I don’t feel competent to talk about this. I’m competent to talk about Bali because I live here. I can just say the influence of Islam on women’s lives and norms for women has increased a lot. When I worked for a university in Jakarta, only one woman wore a veil; now I’m sure they all wear it.
What’s the situation like in Bali compared to the rest of Indonesia?
Of course Bali is the only island where the majority of the population is Hindu. Balinese women are busy doing their offerings. It takes a lot of their time and money. It makes them less interested in fighting for women’s issues also because Bali is richer than other parts of Indonesia. If nothing out of the ordinary happens they feel life is reasonably OK, so they feel: Why make a problem?
How do you compare the rates of pay for women and men?
It depends on the job. In agriculture, for example, women get 70 percent of what men get. In construction it’s the same. There is a difference of about 25 percent less for women. But women also work fewer hours a week on average.
Indonesia’s top Islamic body has said France and Belgium’s plans to ban the wearing of the burqa in public will restrict the rights of Muslim women to fulfil their religious obligations.

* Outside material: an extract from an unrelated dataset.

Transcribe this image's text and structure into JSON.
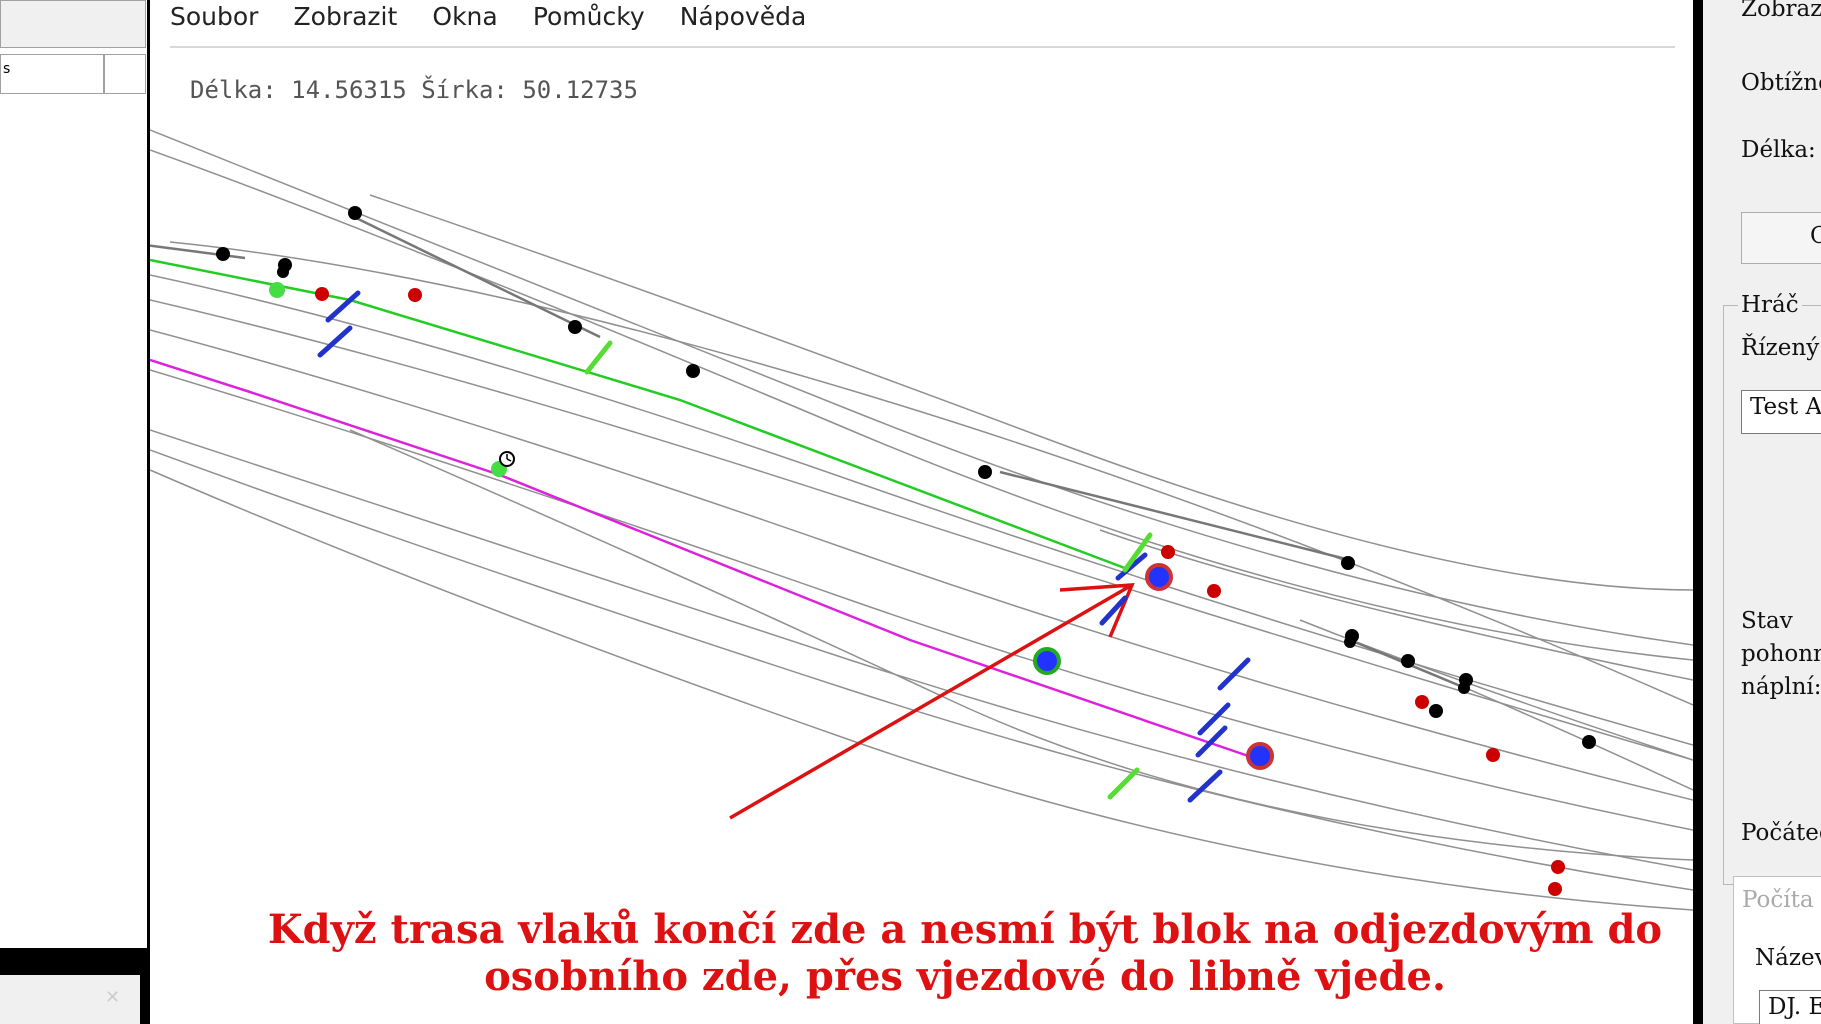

Italy recently fined a Tunisian-born woman for wearing a burqa. What impact will this ban have on the Muslim female population who live in those countries and on the way they practise their religion?
I can only guess they will not like it. They identify with it. By wearing that you say “I’m Muslim” and that’s something they want to express. You cannot enforce a mentality change by law.
Why there aren’t more women in politics, even though Indonesia has had a female president, Megawati Sukarnoputri?
Megawati became president because she is part of a powerful elite that wants to stay in power. Megawati was not at all interested in women’s issues. Her party is male-dominated.
With Suharto, Indonesia had a history of 32 years of military regime. In which country is the military dominated by women? You can’t change things in a flick of a moment.
What will Finance Minister Sri Mulyani Indrawati’s appointment as managing director to the World Bank mean for Indonesian women?
She’s an extremely bright person. But with positions of women in business, Indonesian men say, “Women are clever with money; we are stupid.” It’s a tremendous success on the one hand but it also reinforces stereotypes that have been there for ages.
In traditional societies such as Bali, women are often seen as second-class citizens, and many keep to subservient roles to their husbands. Is this attitude changing?
It’s not useful to think of women as sub-citizens. There are more modern-minded men in Bali as well. Women are not seen as equal in the world; it’s not just something particular about Indonesia.
There is a division of roles which is often interpreted in a hierarchical way. But for women to make offerings, for example, is seen as a positive activity as it’s related to religion. Women are seen as different in roles but it doesn’t mean women are seen as less important. There are more women aware of the opportunities that are available to them outside the traditional sphere.
Women also have fewer rights than men in Bali, especially in terms of custody of children in the event of a divorce. Under local laws, children automatically go to the father.
Indonesia has a dual system of law. There is a national law and there is customary law, which doesn’t have the same level of authority as the national. But the government says in family matters the judge should take into account local customary law.
If you have a lawyer and you have the money and your husband is obviously at fault, then you can get custody. But you can’t expect customary law to change overnight. An achievable target now is to get the judges to give women custody if the husband has mistreated her. It’s a breakthrough in a very basic principle in this society, so you have to go bit by bit.Filed under: Headlines